I am going to share with you a classic situation which happens all the time.
I hear it a few times a week while working with clients and guiding various doctors.
This case study shows how fast methylation can become imbalanced – and how fast it can be rebalanced.
It also shows how sensitive methylation is – and how careful one must be with it.
I encourage you to not alter your physician’s treatment plan without discussing with them first – and obtaining approval.
Here is a short case study demonstrating the speed and sensitivity of methylation:
A gentleman with MTHFR homozygous C677T, in his 60′s, is experiencing symptoms of depression and fatigue.
Yesterday, I consulted with him for the first time.
His physician prescribed Wellbutrin, Armour Thyroid and Arimidex.
Then, his physician prescribed methylfolate without tapering down the medications.
As expected, the methylfolate definitely began working – too well.
Here is some of our dialogue via email:
Dr Lynch – June 25, 2:46 PM: I think you are going to have to taper down on your thyroid, Arimidex and Wellbutrin once you begin methylation. You’ll have to have your physician monitor and help you with this.
Client – June 26, 2:55 PM: I stopped the methylfolate and B12 yesterday afternoon and took 500 mg niacin and I feel pretty down and foggy today – and nauseous.
Dr Lynch – June 26, 2:55 PM: 500 mg of niacin is quite a bit – I typically suggest people start with 1/10th of that – 50 mg. Get back on the methylfolate and B12 and stop the niacin – appears you are undermethylated.
Client – June 27, 4:03 PM: Well if I wasn’t a believer before I am now! I felt better almost immediately after restarting the methylfolate at 400 mcg. This morning I felt a bit anxious so I took 50 mg niacin and felt calmer within the hour.
I spoke with my psychiatrist this morning and he said that the methylfolate will boost the effectiveness of the Wellbutrin, but I suspect that it’s reacting more with the Armour and making me hyperthyroid. That’s easy to test though so if it persists I’ll do a lab to see.
What is going on here?
This is a classic balancing act between how much methylation is ideal.
You can see exactly how fast the balance can shift.
First, the client is obviously undermethylated due to his symptoms so his doctor appropriately addressed it through prescribing methylfolate and methylcobalamin.
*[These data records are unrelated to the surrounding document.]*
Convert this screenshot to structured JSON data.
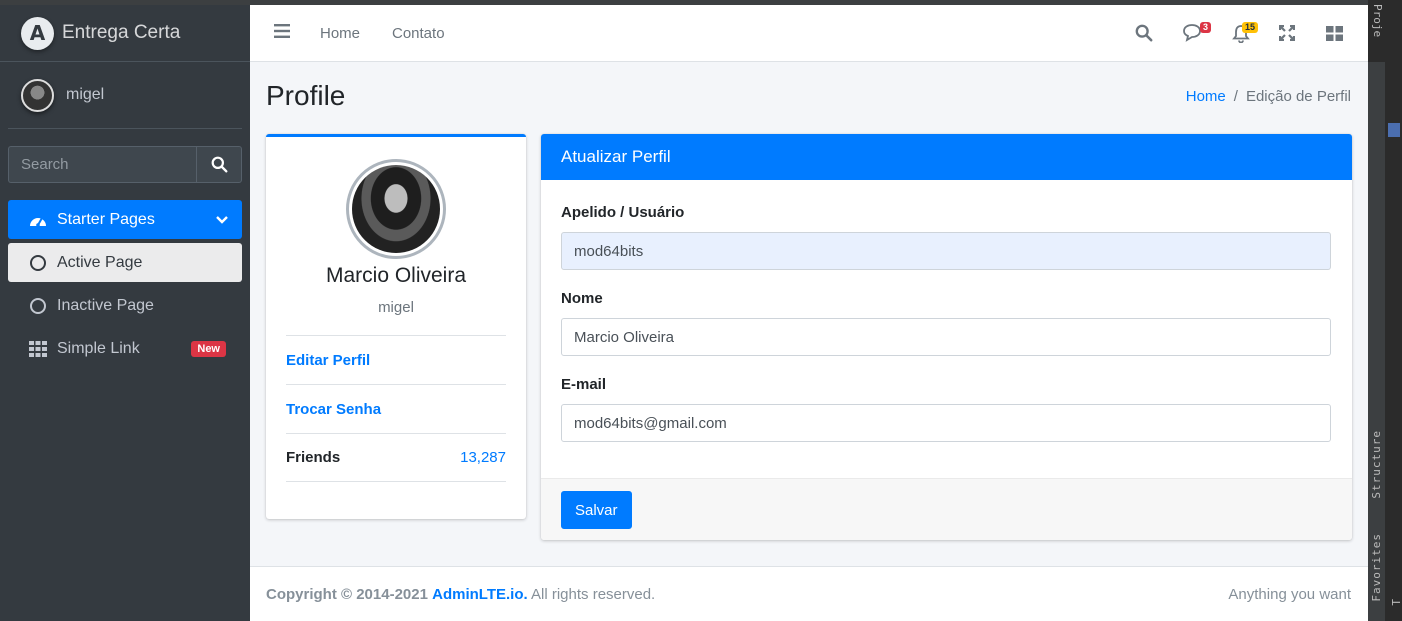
{
  "brand": {
    "name": "Entrega Certa",
    "logo_letter": "A"
  },
  "user": {
    "name": "migel"
  },
  "sidebar_search": {
    "placeholder": "Search"
  },
  "sidebar": {
    "items": [
      {
        "label": "Starter Pages",
        "icon": "tachometer-icon",
        "state": "active"
      },
      {
        "label": "Active Page",
        "icon": "circle-icon",
        "state": "sub-active"
      },
      {
        "label": "Inactive Page",
        "icon": "circle-icon",
        "state": "normal"
      },
      {
        "label": "Simple Link",
        "icon": "grid-icon",
        "state": "normal",
        "badge": "New"
      }
    ]
  },
  "topbar": {
    "links": [
      "Home",
      "Contato"
    ],
    "messages_badge": "3",
    "notifications_badge": "15"
  },
  "content": {
    "title": "Profile",
    "breadcrumb": {
      "home": "Home",
      "sep": "/",
      "current": "Edição de Perfil"
    }
  },
  "profile_card": {
    "name": "Marcio Oliveira",
    "username": "migel",
    "edit_link": "Editar Perfil",
    "password_link": "Trocar Senha",
    "friends_label": "Friends",
    "friends_count": "13,287"
  },
  "form": {
    "title": "Atualizar Perfil",
    "fields": [
      {
        "label": "Apelido / Usuário",
        "value": "mod64bits"
      },
      {
        "label": "Nome",
        "value": "Marcio Oliveira"
      },
      {
        "label": "E-mail",
        "value": "mod64bits@gmail.com"
      }
    ],
    "submit": "Salvar"
  },
  "footer": {
    "copyright_prefix": "Copyright © 2014-2021",
    "brand_link": "AdminLTE.io.",
    "rights": "All rights reserved.",
    "right_text": "Anything you want"
  },
  "ide": {
    "tab_project": "Proje",
    "tab_structure": "Structure",
    "tab_favorites": "Favorites",
    "tab_t": "T"
  },
  "colors": {
    "primary": "#007bff",
    "sidebar": "#343a40",
    "danger": "#dc3545",
    "warning": "#ffc107"
  }
}
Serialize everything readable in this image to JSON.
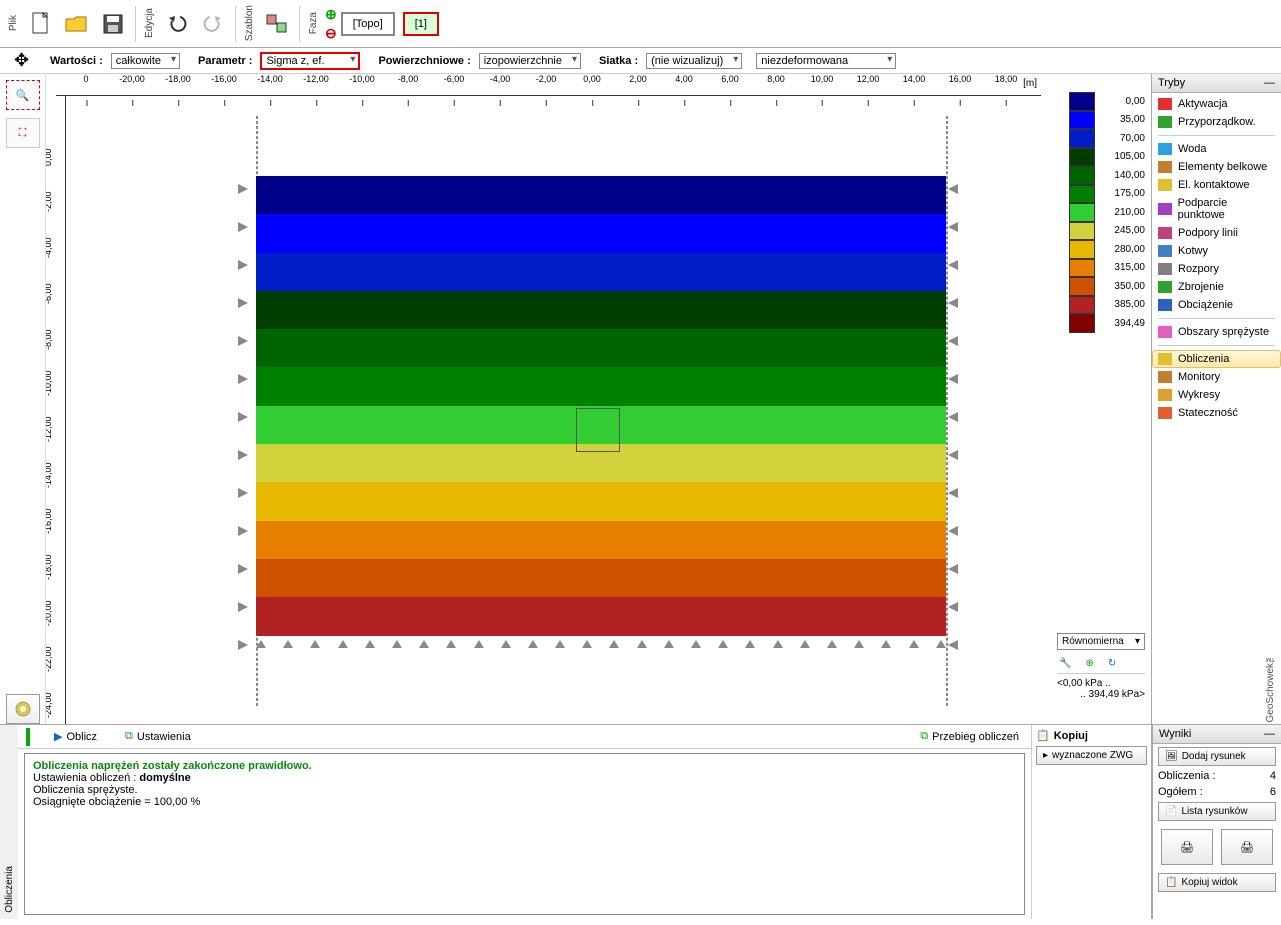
{
  "toolbar": {
    "file_label": "Plik",
    "edit_label": "Edycja",
    "template_label": "Szablon",
    "phase_label": "Faza",
    "topo_btn": "[Topo]",
    "phase1_btn": "[1]"
  },
  "params": {
    "values_label": "Wartości :",
    "values_select": "całkowite",
    "param_label": "Parametr :",
    "param_select": "Sigma z, ef.",
    "surface_label": "Powierzchniowe :",
    "surface_select": "izopowierzchnie",
    "mesh_label": "Siatka :",
    "mesh_select": "(nie wizualizuj)",
    "deform_select": "niezdeformowana"
  },
  "ruler": {
    "unit": "[m]",
    "x": [
      "0",
      "-20,00",
      "-18,00",
      "-16,00",
      "-14,00",
      "-12,00",
      "-10,00",
      "-8,00",
      "-6,00",
      "-4,00",
      "-2,00",
      "0,00",
      "2,00",
      "4,00",
      "6,00",
      "8,00",
      "10,00",
      "12,00",
      "14,00",
      "16,00",
      "18,00"
    ],
    "y": [
      "0,00",
      "-2,00",
      "-4,00",
      "-6,00",
      "-8,00",
      "-10,00",
      "-12,00",
      "-14,00",
      "-16,00",
      "-18,00",
      "-20,00",
      "-22,00",
      "-24,00"
    ]
  },
  "chart_data": {
    "type": "heatmap",
    "title": "Sigma z, ef.",
    "xlabel": "m",
    "ylabel": "m",
    "xlim": [
      -20,
      18
    ],
    "ylim": [
      -24,
      0
    ],
    "legend_values": [
      "0,00",
      "35,00",
      "70,00",
      "105,00",
      "140,00",
      "175,00",
      "210,00",
      "245,00",
      "280,00",
      "315,00",
      "350,00",
      "385,00",
      "394,49"
    ],
    "legend_colors": [
      "#00008b",
      "#0000ff",
      "#001dc8",
      "#003e00",
      "#006400",
      "#008000",
      "#32cd32",
      "#d2d23c",
      "#e6b800",
      "#e67e00",
      "#cc5200",
      "#b22222",
      "#800000"
    ],
    "unit": "kPa",
    "range_min": "<0,00 kPa ..",
    "range_max": ".. 394,49 kPa>",
    "scale_type": "Równomierna"
  },
  "modes": {
    "title": "Tryby",
    "items": [
      "Aktywacja",
      "Przyporządkow.",
      "Woda",
      "Elementy belkowe",
      "El. kontaktowe",
      "Podparcie punktowe",
      "Podpory linii",
      "Kotwy",
      "Rozpory",
      "Zbrojenie",
      "Obciążenie",
      "Obszary sprężyste",
      "Obliczenia",
      "Monitory",
      "Wykresy",
      "Stateczność"
    ],
    "selected_index": 12
  },
  "bottom": {
    "side_label": "Obliczenia",
    "oblicz": "Oblicz",
    "ustawienia": "Ustawienia",
    "przebieg": "Przebieg obliczeń",
    "log_ok": "Obliczenia naprężeń zostały zakończone prawidłowo.",
    "log_settings": "Ustawienia obliczeń : ",
    "log_settings_val": "domyślne",
    "log_elastic": "Obliczenia sprężyste.",
    "log_load": "Osiągnięte obciążenie = 100,00 %"
  },
  "kopiuj": {
    "title": "Kopiuj",
    "btn1": "wyznaczone ZWG"
  },
  "wyniki": {
    "title": "Wyniki",
    "add_btn": "Dodaj rysunek",
    "row1_label": "Obliczenia :",
    "row1_val": "4",
    "row2_label": "Ogółem :",
    "row2_val": "6",
    "list_btn": "Lista rysunków",
    "copy_view": "Kopiuj widok"
  },
  "geo_label": "GeoSchowek™"
}
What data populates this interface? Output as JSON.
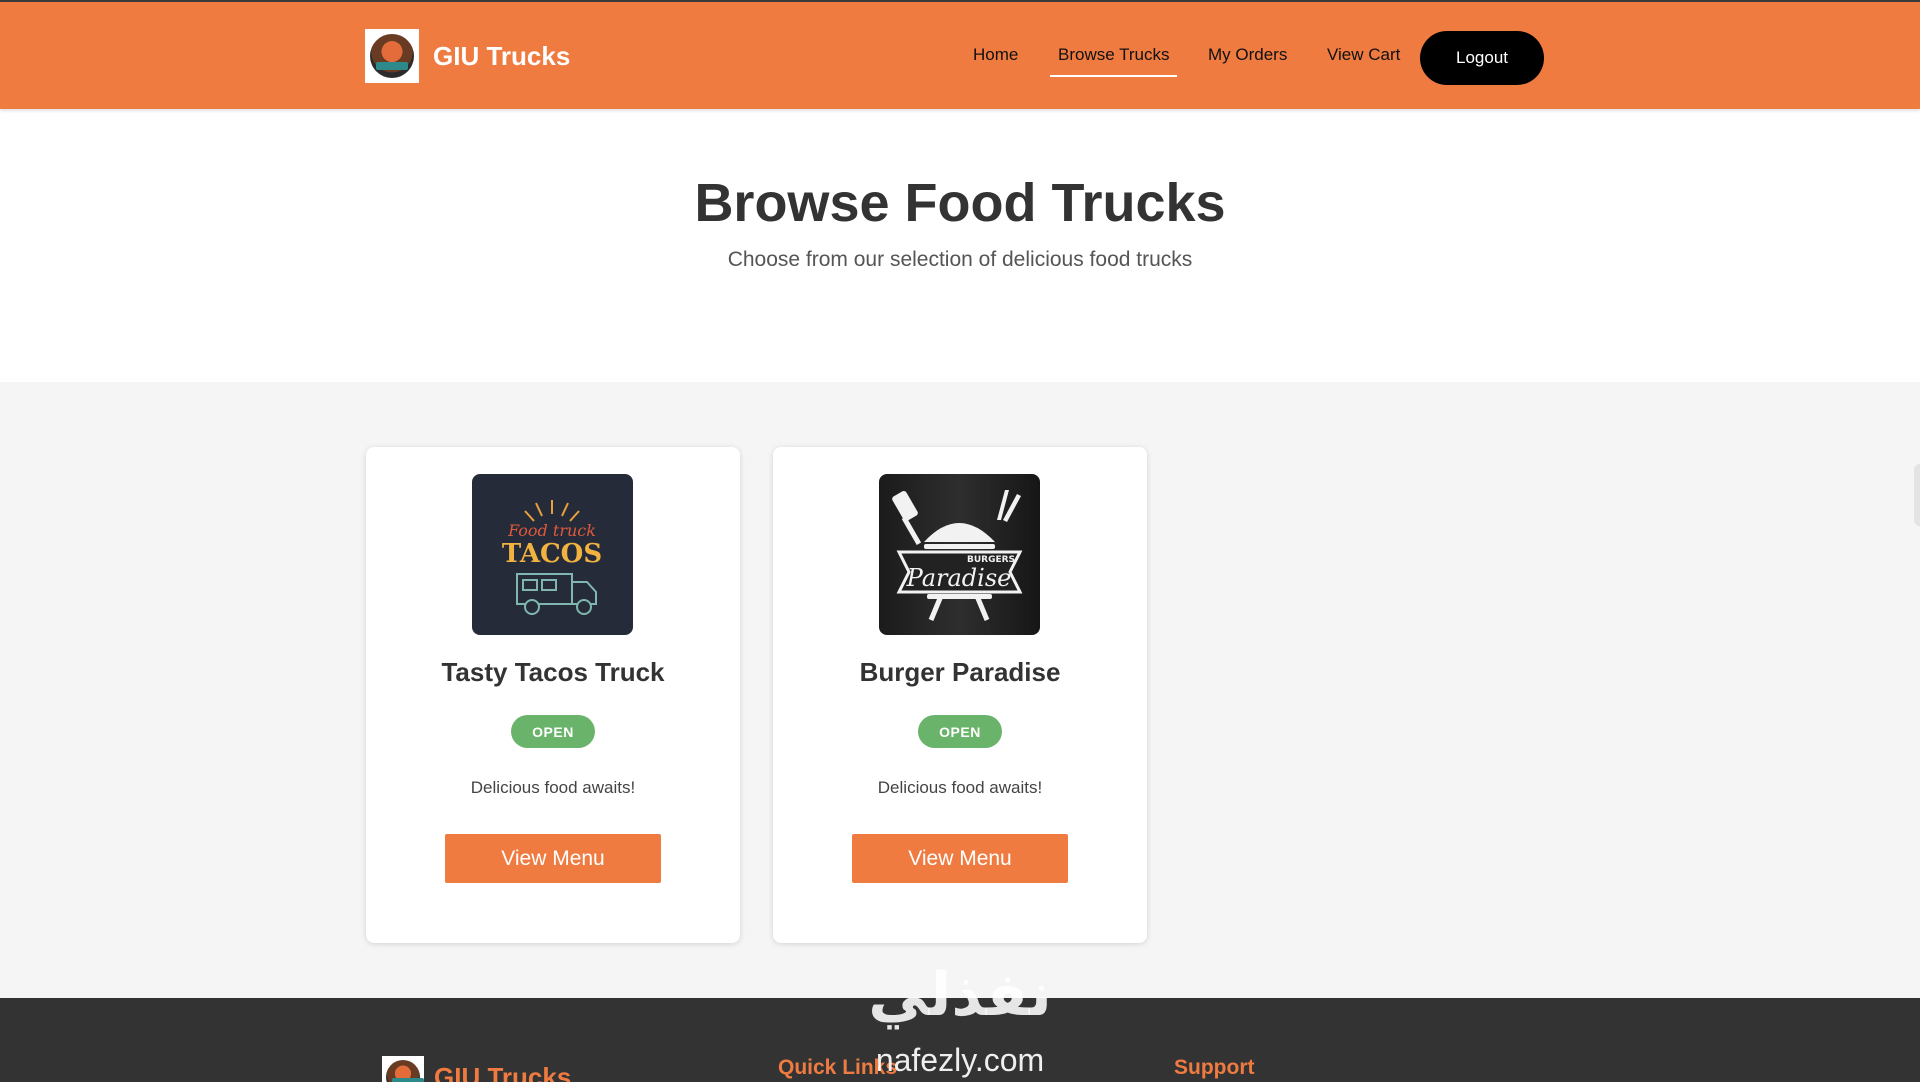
{
  "header": {
    "brand_name": "GIU Trucks",
    "nav": [
      {
        "label": "Home"
      },
      {
        "label": "Browse Trucks"
      },
      {
        "label": "My Orders"
      },
      {
        "label": "View Cart"
      }
    ],
    "logout_label": "Logout"
  },
  "hero": {
    "title": "Browse Food Trucks",
    "subtitle": "Choose from our selection of delicious food trucks"
  },
  "trucks": [
    {
      "name": "Tasty Tacos Truck",
      "status": "OPEN",
      "description": "Delicious food awaits!",
      "button_label": "View Menu",
      "image_text_1": "Food truck",
      "image_text_2": "TACOS"
    },
    {
      "name": "Burger Paradise",
      "status": "OPEN",
      "description": "Delicious food awaits!",
      "button_label": "View Menu",
      "image_text_1": "BURGERS",
      "image_text_2": "Paradise"
    }
  ],
  "footer": {
    "brand_name": "GIU Trucks",
    "quick_links_heading": "Quick Links",
    "support_heading": "Support"
  },
  "watermark": {
    "arabic": "نفذلي",
    "latin": "nafezly.com"
  },
  "colors": {
    "accent": "#ef7b41",
    "dark": "#333333",
    "open_badge": "#6ab36a"
  }
}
The only issue is the doctor did not realize how effective methylation is at supporting neurotransmitters and thyroid hormone production.
So what happened is the gentleman decided to skip his methylfolate and methylcobalamin dose, take a lot of niacin (which is a methyl ‘sponge’) and he immediately tanked his methyl groups which caused symptoms of undermethylation.
Then, upon restarting the methylfolate and methylcobalamin, and maintaining his current dosage of medications, he felt great for a few hours.
Then anxiety hit due to excessive neurotransmitter production and likely thyroid hormone production.
So – in order to quiet those symptoms, I told him about how niacin works and how to take it and his anxiety decreased almost immediately.
There is no set MTHFR protocol for anyone.
Genetics, lifestyle, diet, medications all play a role in how much methylfolate and methylcobalamin are needed – and these amount can change daily as well.
Finding a doctor that understands this is critical – or you will have a difficult time regaining health – and maintaining it.
You’re likely wondering why niacin was so effective at reducing this gentleman’s anxiety.
I’ll let you in on the secret and wonderful actions of biochemistry.
Niacin restored his mood in two ways – at least the two ways that I am familiar with:
- Nicotinic acid (Niacin USP) requires SAMe to be metabolized. SAMe is a major methyl donor. Thus, when one consumes niacin, SAMe gets used up and methyl donors drop. Thereby excessive methylation goes away.
- Nicotinic acid is a cofactor for the COMT enzyme. This enzyme helps breakdown norepinephrine and epinephrine – and estrogen. These are all commonly elevated in those with anxiety. Since the COMT enzyme sped up, the breakdown of these occurred faster.
Comments welcomed below.
Share your stories and experiences of undermethylation and overmethylation.
Did it happen to you in the same day as well?